I’m not entirely sure what the solution to keeping more quality players in the ECHL is, when you consider most teams are small businesses unable to afford a huge hike in salaries, but I do tend to think it resides with the collective bargaining agreement with the players’ association. It needs more wiggle room for teams willing to pay more to keep them in the United States.

One coach suggested to me that they raise the rookie salary cap, which is $620 per week per player, so at least that way, the ECHL isn’t losing the top-tier rookies right away. 

Another coach told me the issue is the mid-level players, those between rookies and veterans, with salaries between $700 and $900 a week.

What we’re seeing is an abundance of players who spend one, maybe two years, in the ECHL and then bolt.
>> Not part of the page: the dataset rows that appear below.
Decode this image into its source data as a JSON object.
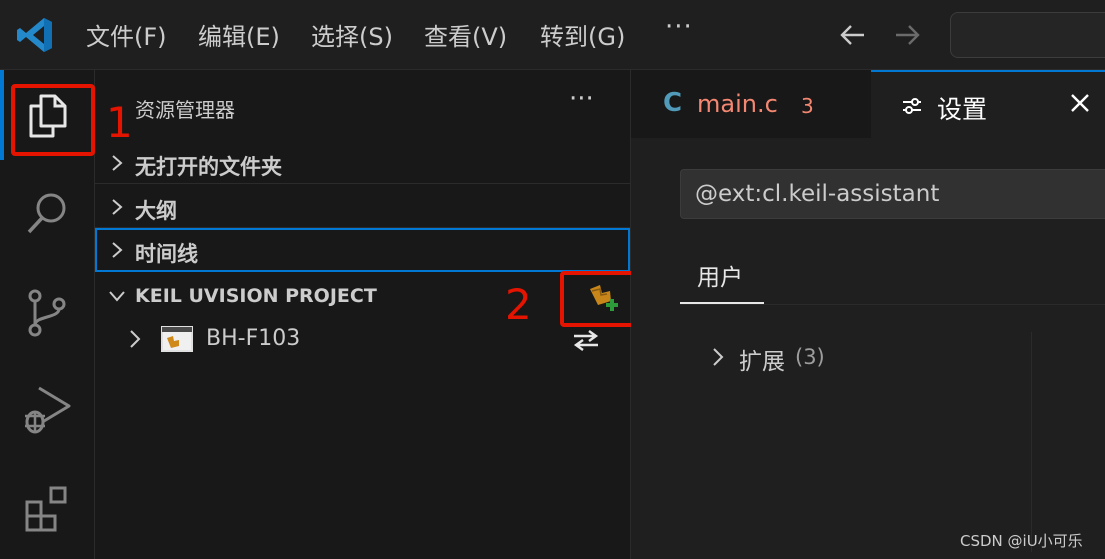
{
  "titlebar": {
    "menus": [
      "文件(F)",
      "编辑(E)",
      "选择(S)",
      "查看(V)",
      "转到(G)"
    ],
    "more": "···"
  },
  "activity_bar": {
    "icons": [
      "explorer-icon",
      "search-icon",
      "source-control-icon",
      "run-debug-icon",
      "extensions-icon"
    ],
    "accent": "#0078d4"
  },
  "sidebar": {
    "title": "资源管理器",
    "more": "···",
    "sections": [
      "无打开的文件夹",
      "大纲",
      "时间线",
      "KEIL UVISION PROJECT"
    ],
    "project_item": "BH-F103"
  },
  "annotations": {
    "box1_number": "1",
    "box2_number": "2",
    "color": "#e51400"
  },
  "editor": {
    "tabs": [
      {
        "icon": "C",
        "name": "main.c",
        "problems": "3"
      },
      {
        "name": "设置"
      }
    ],
    "settings_search": "@ext:cl.keil-assistant",
    "scope_tab": "用户",
    "tree_label": "扩展",
    "tree_count": "(3)"
  },
  "watermark": "CSDN @iU小可乐"
}
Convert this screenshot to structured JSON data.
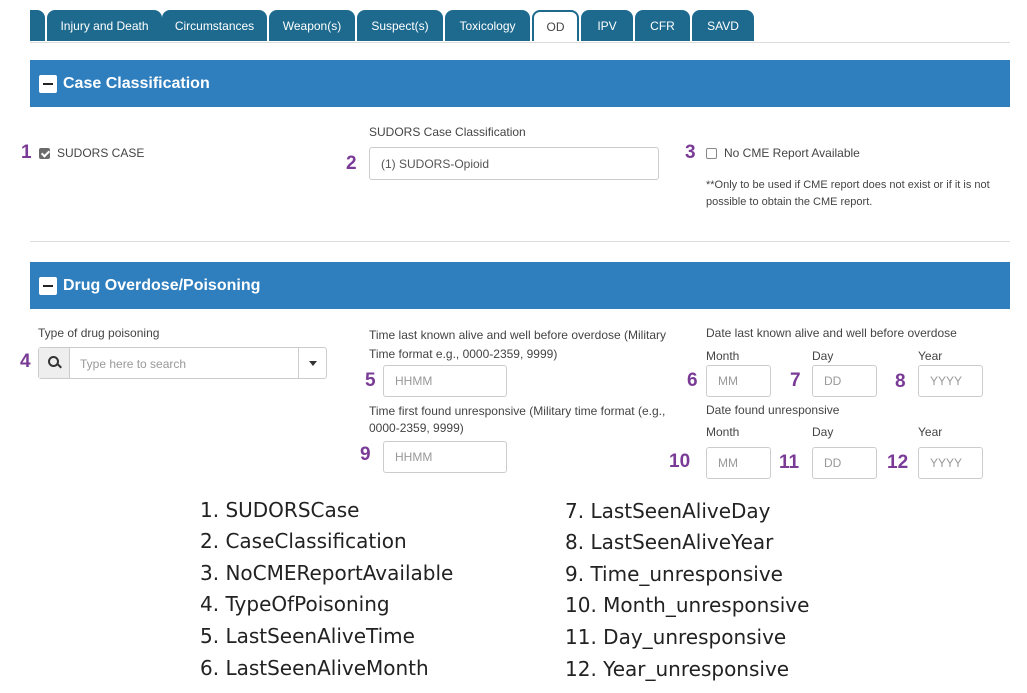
{
  "tabs": [
    "Injury and Death",
    "Circumstances",
    "Weapon(s)",
    "Suspect(s)",
    "Toxicology",
    "OD",
    "IPV",
    "CFR",
    "SAVD"
  ],
  "active_tab": "OD",
  "case_classification": {
    "title": "Case Classification",
    "sudors_case_label": "SUDORS CASE",
    "sudors_case_checked": true,
    "classification_label": "SUDORS Case Classification",
    "classification_value": "(1) SUDORS-Opioid",
    "no_cme_label": "No CME Report Available",
    "no_cme_checked": false,
    "no_cme_note": "**Only to be used if CME report does not exist or if it is not possible to obtain the CME report."
  },
  "drug_overdose": {
    "title": "Drug Overdose/Poisoning",
    "type_label": "Type of drug poisoning",
    "type_placeholder": "Type here to search",
    "time_alive_label": "Time last known alive and well before overdose (Military Time format e.g., 0000-2359, 9999)",
    "time_alive_placeholder": "HHMM",
    "time_found_label": "Time first found unresponsive (Military time format (e.g., 0000-2359, 9999)",
    "time_found_placeholder": "HHMM",
    "date_alive_label": "Date last known alive and well before overdose",
    "date_found_label": "Date found unresponsive",
    "month_label": "Month",
    "day_label": "Day",
    "year_label": "Year",
    "month_placeholder": "MM",
    "day_placeholder": "DD",
    "year_placeholder": "YYYY"
  },
  "markers": [
    "1",
    "2",
    "3",
    "4",
    "5",
    "6",
    "7",
    "8",
    "9",
    "10",
    "11",
    "12"
  ],
  "legend": [
    "1.   SUDORSCase",
    "2.   CaseClassification",
    "3.   NoCMEReportAvailable",
    "4.   TypeOfPoisoning",
    "5.   LastSeenAliveTime",
    "6.   LastSeenAliveMonth",
    "7.   LastSeenAliveDay",
    "8.   LastSeenAliveYear",
    "9.   Time_unresponsive",
    "10. Month_unresponsive",
    "11. Day_unresponsive",
    "12. Year_unresponsive"
  ],
  "colors": {
    "tab": "#1d6a8e",
    "section_header": "#2f7fbf",
    "marker": "#7a3b96"
  }
}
It’s not good for the quality of play, and it’s really not good for the fans, who are accustomed to having a nucleus of players they adore for multiple seasons. 

Another idea would be tweaking the veteran rules to allow teams to keep longtime players a little longer.

The CBA expires next summer, and it’ll be interesting to see if the new one has anything built in to retain players.

Roster Builds Begin

What really put a bow on this ECHL season was when the teams completed all outstanding future considerations trades June 20. Usually, the deadline to complete trades is much ado about nothing. This year, some big names moved.

The biggest was when the Everblades sent top-line forward Bobo Carpenter and forward Zachary Tsekos to the Cyclones to complete the trades that brought them Zach Berzolla and Zack Andrusiak, who was quickly flipped to Fort Wayne at the March trade deadline.

Other big moves from the futures considerations deadline included: defenseman Santino Centorame going from Indy to Florida; forward Mikael Robidoux going from Allen to Wheeling, by way of Orlando; forward Serron Noel going from Allen to Tulsa, via Fort Wayne; forward Brandon Saigeon going from Wichita to Indy, by way of Idaho; forward Luke Boka going from Orlando to Savannah, via Worcester; forward Tyson Fawcett going from Reading to Greenville; forward Felix Pare going from Wheeling to Maine; and forward Ben Hawerchuk going from Cincinnati to South Carolina.

There haven’t been many player signings, though as of Thursday afternoon, Fort Wayne probably had made the biggest splash after missing the playoffs for the first time since 2013. 

The Komets re-signed Ethan Keppen, Nolan Volcan, Noah Ganske, Martin Haš and Mitch Andres, and they signed two well-regarded rookies: Austen Swankler and Randy Hernandez.

Teams couldn’t begin signing players until June 23, so stay tuned. It’s going to start moving soon at a dizzying pace.

That’s the ECHL for you.

Watch ECHL, USHL And More On FloHockey

FloHockey is the streaming home to some of the best hockey leagues in North America, including the ECHL and more. Check out the broadcast schedule to watch more hockey.

Join The Hockey Conversation On FloHockey Social